Indigenous feminisms resource extraction comparative Indigenous politics place body land and the environment.
Isabel Altamirano-Jiménez is Binizaá (Zapotec) from the Isthmus of Tehuantepec, Oaxaca, Mexico and Professor of Political Science. She was appointed Canada Research Chair in Comparative Indigenous Feminist Studies in 2017. Building on her extensive research on place, gender and the environment, her research investigates the relationship among body, land, resource extraction, and Indigenous refusal in Western Canada and Southern Mexico. Among her books are Indigenous Encounters with Neoliberalism.

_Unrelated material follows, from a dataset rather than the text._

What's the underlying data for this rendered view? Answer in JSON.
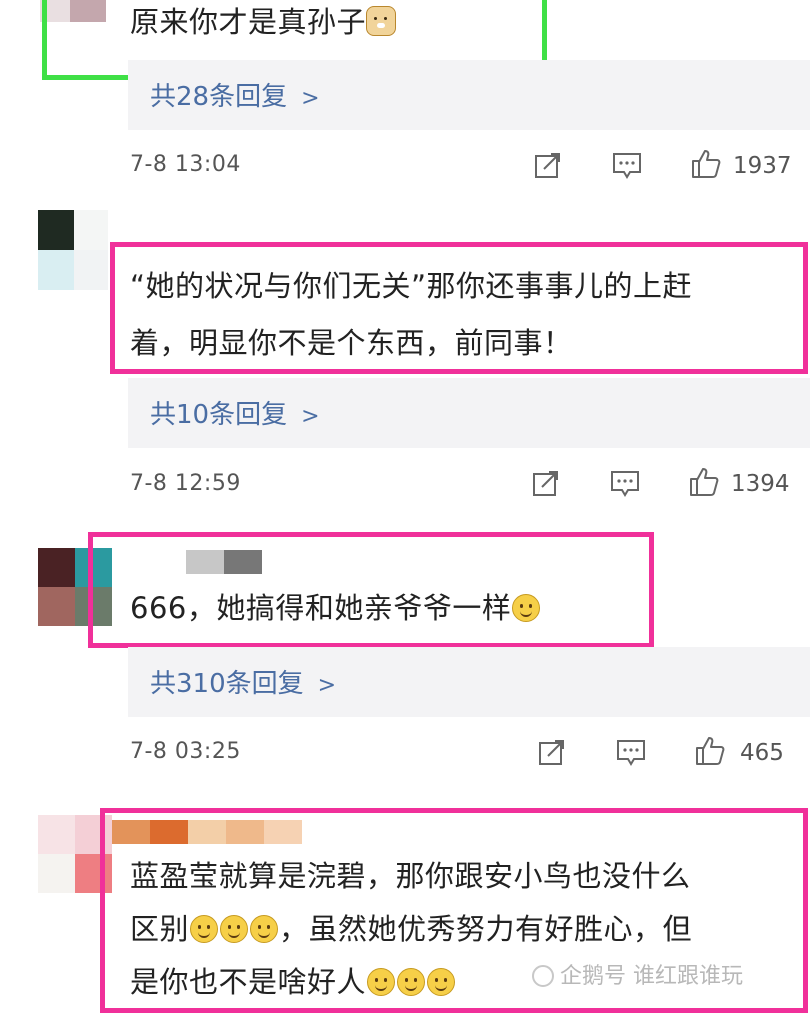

Place, Women and the Environment (2013), Living on the Land. Indigenous Women’s Understandings of Place edited with Kermoal (2016) and The Neoliberal State, Recognition and Indigenous Rights. New Paternalisms to New Imaginings co-edited with Deirdre Howard-Wagner and Maria Bargh (2018).

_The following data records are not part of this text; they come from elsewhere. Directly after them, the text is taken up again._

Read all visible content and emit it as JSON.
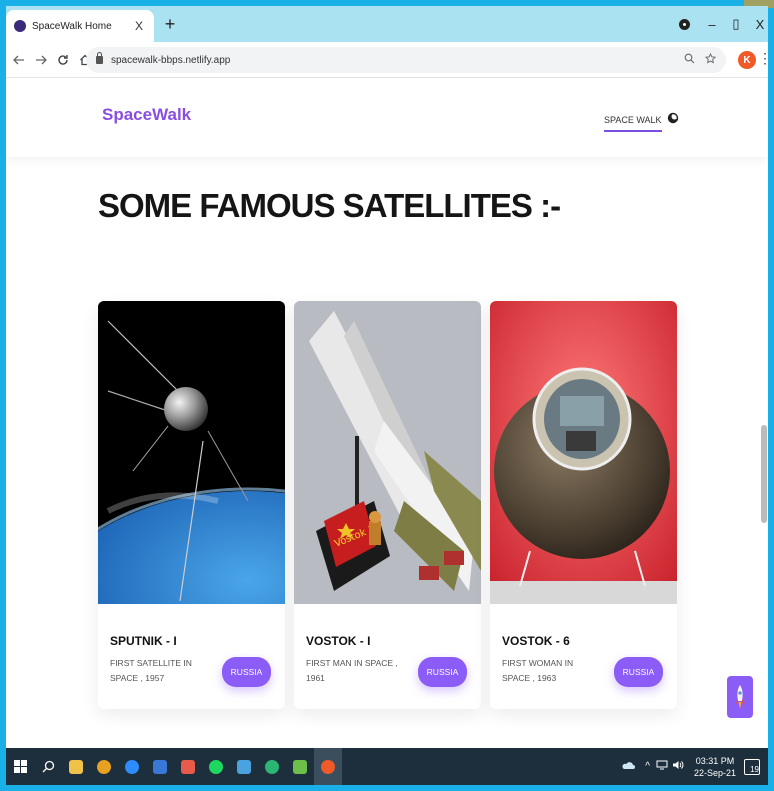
{
  "browser": {
    "tab_title": "SpaceWalk Home",
    "tab_close": "X",
    "new_tab": "+",
    "url": "spacewalk-bbps.netlify.app",
    "profile_initial": "K",
    "window_minimize": "–",
    "window_restore": "▯",
    "window_close": "X"
  },
  "site": {
    "brand": "SpaceWalk",
    "nav_link": "SPACE WALK",
    "section_heading": "SOME FAMOUS SATELLITES :-"
  },
  "cards": [
    {
      "title": "SPUTNIK - I",
      "description": "FIRST SATELLITE IN SPACE , 1957",
      "button": "RUSSIA"
    },
    {
      "title": "VOSTOK - I",
      "description": "FIRST MAN IN SPACE , 1961",
      "button": "RUSSIA",
      "image_text": "Vostok 1"
    },
    {
      "title": "VOSTOK - 6",
      "description": "FIRST WOMAN IN SPACE , 1963",
      "button": "RUSSIA"
    }
  ],
  "taskbar": {
    "time": "03:31 PM",
    "date": "22-Sep-21",
    "notification_count": "19"
  },
  "colors": {
    "accent": "#8b5cf6",
    "brand": "#8a4fe0",
    "tabstrip": "#abe2f2",
    "taskbar": "#1d2f3d"
  }
}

Comparative Indigenous politics, gender and indigeneity, Indigenous feminism and resistance, resource extraction, bodies and consent.
Indigenous Political Thought and Decolonization

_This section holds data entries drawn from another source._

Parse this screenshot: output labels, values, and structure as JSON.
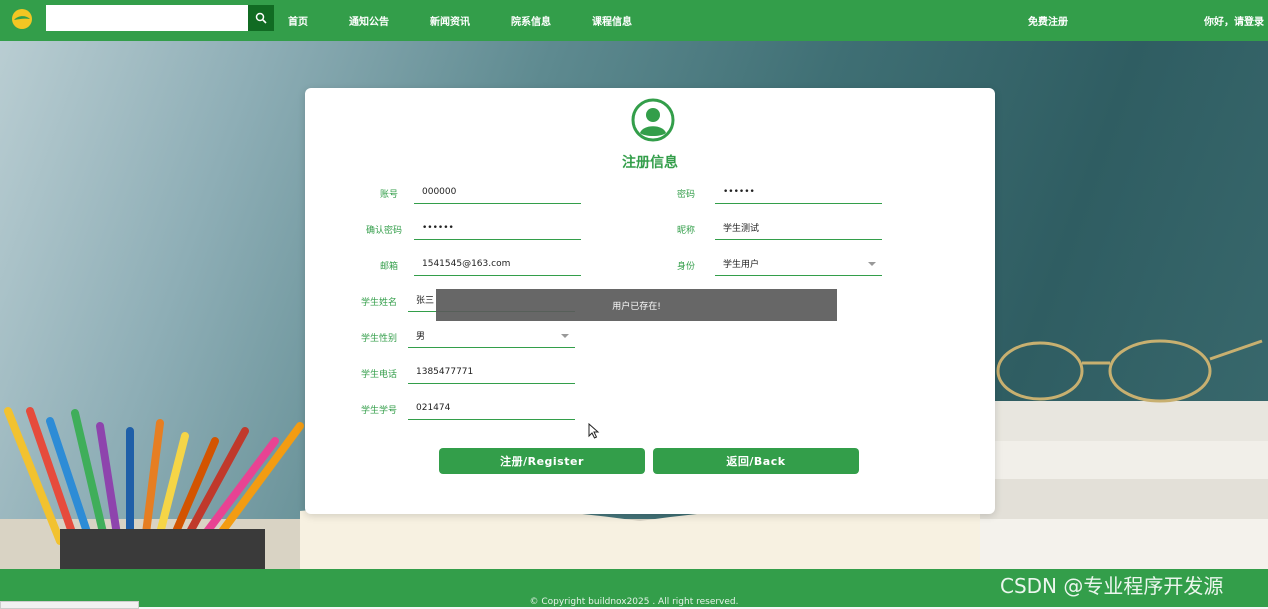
{
  "colors": {
    "brand": "#339e4a",
    "brand_dark": "#116b23",
    "toast_bg": "#5a5a5a"
  },
  "header": {
    "search_placeholder": "",
    "nav": [
      "首页",
      "通知公告",
      "新闻资讯",
      "院系信息",
      "课程信息"
    ],
    "register": "免费注册",
    "login": "你好，请登录"
  },
  "form": {
    "title": "注册信息",
    "fields": {
      "account": {
        "label": "账号",
        "value": "000000"
      },
      "password": {
        "label": "密码",
        "value": "••••••"
      },
      "confirm_password": {
        "label": "确认密码",
        "value": "••••••"
      },
      "nickname": {
        "label": "昵称",
        "value": "学生测试"
      },
      "email": {
        "label": "邮箱",
        "value": "1541545@163.com"
      },
      "role": {
        "label": "身份",
        "value": "学生用户"
      },
      "student_name": {
        "label": "学生姓名",
        "value": "张三"
      },
      "student_gender": {
        "label": "学生性别",
        "value": "男"
      },
      "student_phone": {
        "label": "学生电话",
        "value": "1385477771"
      },
      "student_id": {
        "label": "学生学号",
        "value": "021474"
      }
    },
    "register_button": "注册/Register",
    "back_button": "返回/Back"
  },
  "toast": "用户已存在!",
  "footer": {
    "copyright": "© Copyright buildnox2025 . All right reserved."
  },
  "watermark": "CSDN @专业程序开发源"
}
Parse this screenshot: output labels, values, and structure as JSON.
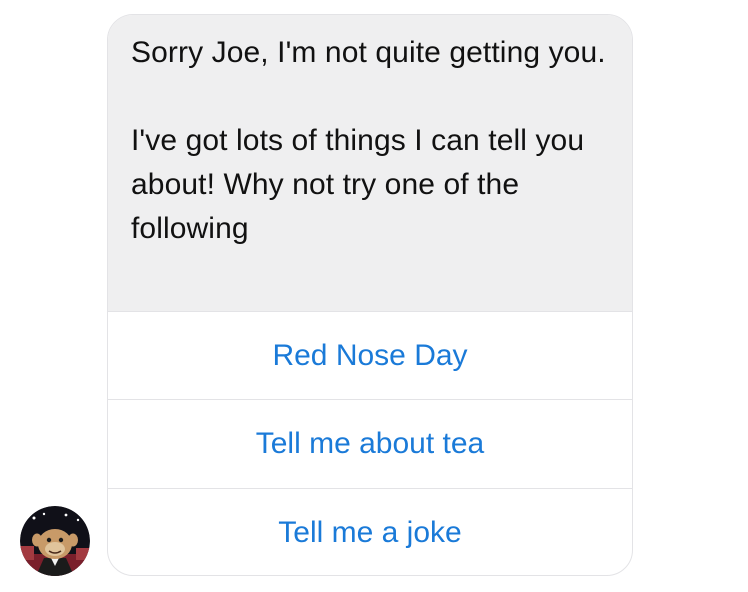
{
  "chat": {
    "message_paragraphs": [
      "Sorry Joe, I'm not quite getting you.",
      "I've got lots of things I can tell you about! Why not try one of the following"
    ],
    "quick_replies": [
      "Red Nose Day",
      "Tell me about tea",
      "Tell me a joke"
    ]
  },
  "avatar": {
    "icon": "monkey-avatar-icon"
  },
  "colors": {
    "bubble_background": "#efeff0",
    "reply_text": "#1a7ad8",
    "border": "#e3e3e6"
  }
}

Indigenous Politics in Canada
Comparative Indigenous Politics
Save the date, Indigenous Feminisms Workshop 2021, March 18.
This course is an examination of different historical and contemporary issues associated with Aboriginal politics. Prerequisite: One of POL S 224, 225 (or 220), NS 110 or 111.Fall Term 2020
Current debates in Canadian politics and public policy.Winter Term 2021
20180315 - 20180316
This is an annual workshop organized by Altamirano-Jimenez in collaboration with Kirsten Lindquist and Brittany Johnson.More Information